• **Entries provided**:

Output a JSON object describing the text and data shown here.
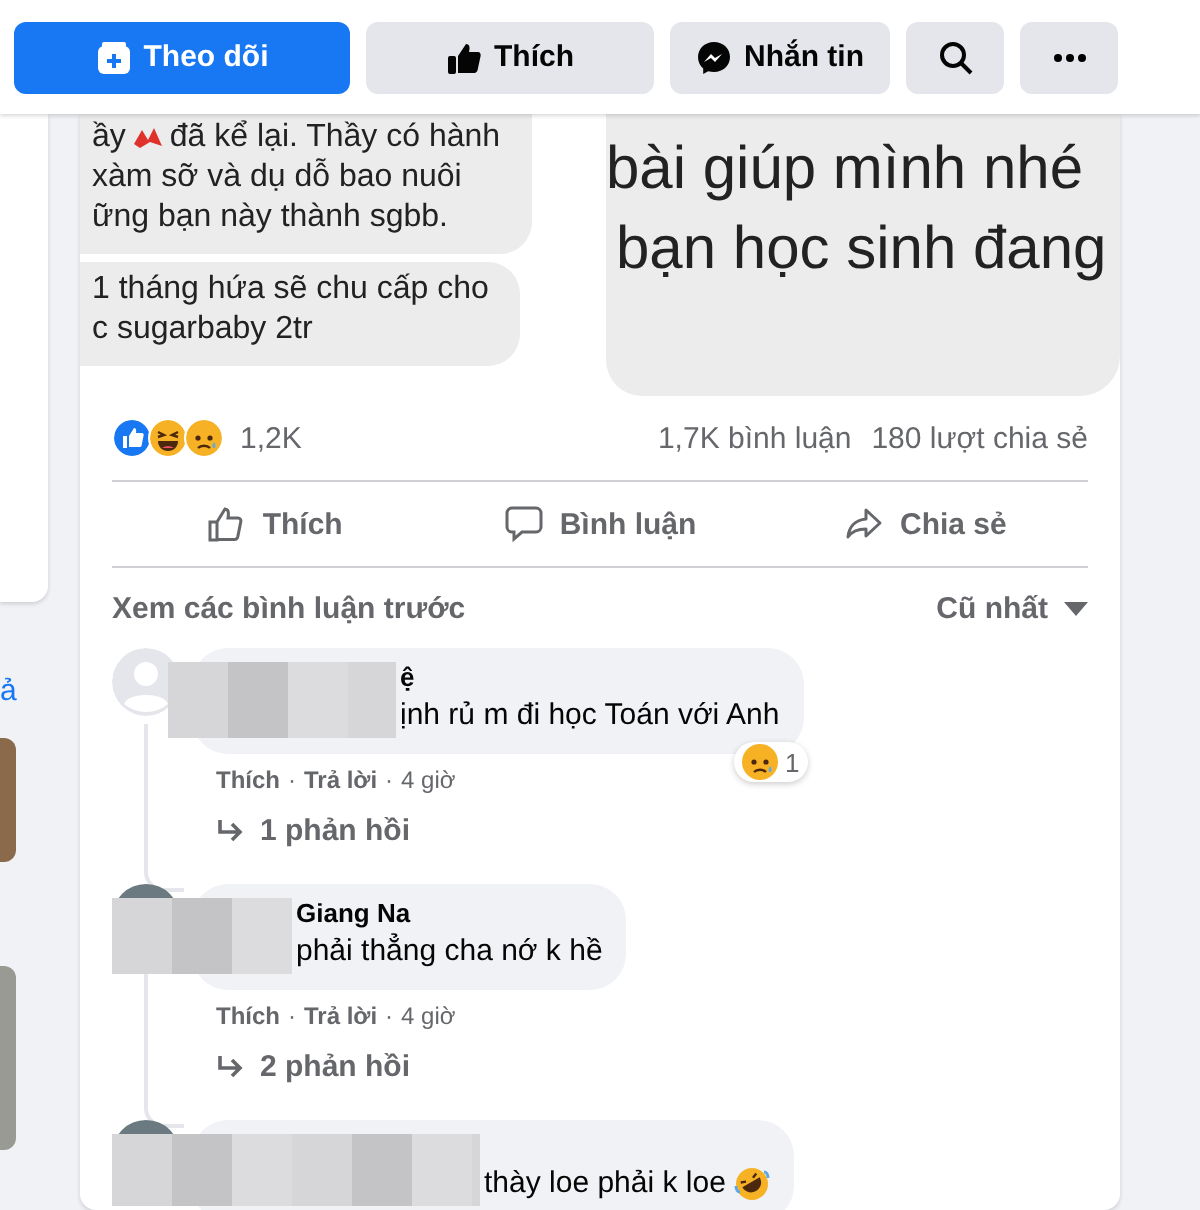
{
  "top_actions": [
    {
      "kind": "follow",
      "label": "Theo dõi",
      "primary": true
    },
    {
      "kind": "like",
      "label": "Thích",
      "primary": false
    },
    {
      "kind": "message",
      "label": "Nhắn tin",
      "primary": false
    },
    {
      "kind": "search",
      "primary": false
    },
    {
      "kind": "more",
      "primary": false
    }
  ],
  "sidebar": {
    "link_text": "ả"
  },
  "post": {
    "image": {
      "left_bubbles": [
        [
          [
            "ầy",
            "đã kể lại. Thầy có hành"
          ],
          [
            "xàm sỡ và dụ dỗ bao nuôi"
          ],
          [
            "ững bạn này thành sgbb."
          ]
        ],
        [
          [
            "1 tháng hứa sẽ chu cấp cho"
          ],
          [
            "c sugarbaby 2tr"
          ]
        ]
      ],
      "right_lines": [
        "bài giúp mình nhé",
        "bạn học sinh đang"
      ]
    },
    "reactions": {
      "types": [
        {
          "kind": "like"
        },
        {
          "kind": "haha"
        },
        {
          "kind": "sad"
        }
      ],
      "count": "1,2K"
    },
    "comment_count": "1,7K bình luận",
    "share_count": "180 lượt chia sẻ",
    "actions": [
      {
        "kind": "like",
        "label": "Thích"
      },
      {
        "kind": "comment",
        "label": "Bình luận"
      },
      {
        "kind": "share",
        "label": "Chia sẻ"
      }
    ],
    "previous_comments": "Xem các bình luận trước",
    "sort": "Cũ nhất",
    "comments": [
      {
        "avatar": {
          "kind": "default"
        },
        "name": "ệ",
        "text": "ịnh rủ m đi học Toán với Anh",
        "like": "Thích",
        "separator": "·",
        "reply": "Trả lời",
        "time": "4 giờ",
        "reaction": {
          "kind": "sad",
          "count": "1"
        },
        "replies": "1 phản hồi"
      },
      {
        "avatar": {
          "kind": "photo"
        },
        "name": "Giang Na",
        "text": "phải thẳng cha nớ k hề",
        "like": "Thích",
        "separator": "·",
        "reply": "Trả lời",
        "time": "4 giờ",
        "replies": "2 phản hồi"
      },
      {
        "avatar": {
          "kind": "photo"
        },
        "text": "thày loe phải k loe",
        "end_emoji": {
          "kind": "rofl"
        }
      }
    ]
  }
}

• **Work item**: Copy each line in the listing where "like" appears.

• **Your solution**:
      "kind": "like",
          "kind": "like"
        "kind": "like",
        "like": "Thích",
        "like": "Thích",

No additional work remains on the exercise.